The secretariat of the Socialist International is located in London and coordinates the activities and initiatives of the International, convenes its meetings and conferences, issues statements and press releases and produces its publications.[4]

Global and regional work of the Socialist International

The Socialist International works intensely throughout the year to strengthen and develop social democratic policies in the world, including through the activities of its thematic and regional Committees, the SI Commission for a Sustainable World Society and the SI Commission on Global Financial Issues.

At the Council of Socialist International held in Mexico on 17-18 November 2008, the International established for this inter-Congress period, in addition to the statutory Ethics Committee and Committee for Finance and Administration, the organisation’s thematic and regional Committees.[5]

Thematic Committees

With the purpose of deepening, broadening and promoting particular areas of global policy, the current thematic Committees of the Socialist International are the Committee on Economic Policy, Labour and National Resources; the Committee on Social Cohesion, Poverty and HIV/AIDS; the Committee on Disarmament; the Committee on Local Authorities; the Committee on Migration; and the Committee on Peace.
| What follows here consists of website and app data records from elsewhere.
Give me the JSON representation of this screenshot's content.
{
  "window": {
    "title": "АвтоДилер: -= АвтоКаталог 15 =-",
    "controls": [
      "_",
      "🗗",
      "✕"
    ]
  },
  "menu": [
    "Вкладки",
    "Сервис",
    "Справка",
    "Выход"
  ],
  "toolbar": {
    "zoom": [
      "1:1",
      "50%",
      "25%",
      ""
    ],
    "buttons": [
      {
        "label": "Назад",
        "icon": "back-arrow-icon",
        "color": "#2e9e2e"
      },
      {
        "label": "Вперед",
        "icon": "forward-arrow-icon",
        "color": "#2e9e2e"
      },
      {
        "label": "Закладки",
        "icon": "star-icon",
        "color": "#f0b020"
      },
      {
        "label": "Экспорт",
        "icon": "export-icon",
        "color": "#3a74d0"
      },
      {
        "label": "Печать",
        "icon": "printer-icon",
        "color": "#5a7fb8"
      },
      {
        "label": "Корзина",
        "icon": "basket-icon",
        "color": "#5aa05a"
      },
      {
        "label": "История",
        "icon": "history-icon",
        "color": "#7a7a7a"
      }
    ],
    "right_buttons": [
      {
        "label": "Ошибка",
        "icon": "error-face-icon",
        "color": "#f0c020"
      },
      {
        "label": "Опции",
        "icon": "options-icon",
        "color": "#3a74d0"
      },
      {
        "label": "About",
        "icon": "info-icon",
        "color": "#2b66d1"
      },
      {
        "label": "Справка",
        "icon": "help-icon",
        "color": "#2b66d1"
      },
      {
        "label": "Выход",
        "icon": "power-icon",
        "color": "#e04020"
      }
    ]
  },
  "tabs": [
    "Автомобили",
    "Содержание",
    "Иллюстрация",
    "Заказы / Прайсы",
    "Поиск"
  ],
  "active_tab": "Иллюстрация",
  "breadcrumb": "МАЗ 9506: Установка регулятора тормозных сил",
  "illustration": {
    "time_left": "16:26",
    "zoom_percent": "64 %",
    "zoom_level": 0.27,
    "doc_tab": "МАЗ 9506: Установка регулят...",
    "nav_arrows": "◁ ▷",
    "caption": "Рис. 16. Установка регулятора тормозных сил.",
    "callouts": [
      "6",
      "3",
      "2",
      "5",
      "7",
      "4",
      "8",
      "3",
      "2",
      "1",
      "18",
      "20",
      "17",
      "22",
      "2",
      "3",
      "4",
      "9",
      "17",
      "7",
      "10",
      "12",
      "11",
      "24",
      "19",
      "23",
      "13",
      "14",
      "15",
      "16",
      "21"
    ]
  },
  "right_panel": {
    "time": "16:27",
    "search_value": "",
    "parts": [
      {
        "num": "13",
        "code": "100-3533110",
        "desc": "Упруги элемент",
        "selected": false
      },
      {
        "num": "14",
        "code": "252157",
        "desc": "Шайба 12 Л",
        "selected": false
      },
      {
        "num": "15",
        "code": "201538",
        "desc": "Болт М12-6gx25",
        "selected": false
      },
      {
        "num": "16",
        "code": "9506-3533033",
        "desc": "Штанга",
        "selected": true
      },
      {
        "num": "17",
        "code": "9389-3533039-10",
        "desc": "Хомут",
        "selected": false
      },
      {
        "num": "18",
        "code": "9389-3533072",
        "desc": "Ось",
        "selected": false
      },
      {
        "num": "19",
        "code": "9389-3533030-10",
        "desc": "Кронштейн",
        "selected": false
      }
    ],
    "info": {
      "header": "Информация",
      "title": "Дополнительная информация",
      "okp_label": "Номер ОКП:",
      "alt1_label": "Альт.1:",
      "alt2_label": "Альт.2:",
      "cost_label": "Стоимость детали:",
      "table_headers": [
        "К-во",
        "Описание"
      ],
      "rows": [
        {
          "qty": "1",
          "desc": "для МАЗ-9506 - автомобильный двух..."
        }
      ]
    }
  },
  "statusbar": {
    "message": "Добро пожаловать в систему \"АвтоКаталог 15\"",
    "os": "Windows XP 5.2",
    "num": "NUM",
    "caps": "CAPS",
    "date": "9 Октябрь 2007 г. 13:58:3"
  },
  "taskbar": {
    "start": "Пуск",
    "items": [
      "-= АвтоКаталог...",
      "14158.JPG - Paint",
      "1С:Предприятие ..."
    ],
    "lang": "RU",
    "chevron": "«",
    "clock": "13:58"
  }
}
Each Committee sets a specific programme of activities and meets regularly.[6]

Regional Committees

The regional Committees define and inform the work of the Socialist International with regard to their respective regions, and generate input from their national and regional perspectives to the common global policies of the organisation. The regional Committees of the Socialist International are the Africa Committee; the Committee for Asia and the Pacific; the Committee for the CIS, the Caucasus and the Black Sea; the Committee for Latin America and the Caribbean; the Mediterranean Committee; the Middle East Committee; and the Committee for South Eastern Europe.[7]

Commission for a Sustainable World Society

The SI Commission for a Sustainable World Society was established by the Socialist International to articulate from the world of progressive politics a way forward to address global environmental concerns, climate change and the issues of governance required to deal with these common challenges. The Commission brings together leading personalities, among them serving and former heads of state and government ministers from different continents, to set out recommendations to tackle these fundamental issues, with a particular focus currently on supporting and contributing to the United Nations Climate Change Conferences and the global effort to reduce global warming.[8]

Commission on Global Financial Issues

The SI Commission on Global Financial Issues was established by the Socialist International to address from a social democratic perspective the ongoing global financial crisis. The Commission brings together political leaders, ministers and noted experts from all continents who are working to formulate a global progressive response to the crisis based on the principles of democratic due process and full transparency and consistent with the values of social justice and social solidarity.[9]

Missions and delegations

The Socialist International frequently sends missions and delegations to various countries and regions to help promote peaceful resolutions of conflicts and to support the strengthening of democracy, including through the observation of elections. In recent years such missions and delegations have visited on many occasions the Middle East, Africa, Latin America and the Caribbean, and Central and Eastern Europe.[10]

Consultative status with the United Nations

As a non-governmental organisation, the Socialist International has consultative status (Category I) with the United Nations, and works internationally with a large number of other organisations.[11]

Member parties

As of May 2013;[12]

Full Member Parties

Consultative parties

Observer parties

Fraternal organisations

Associated organisations

External links

References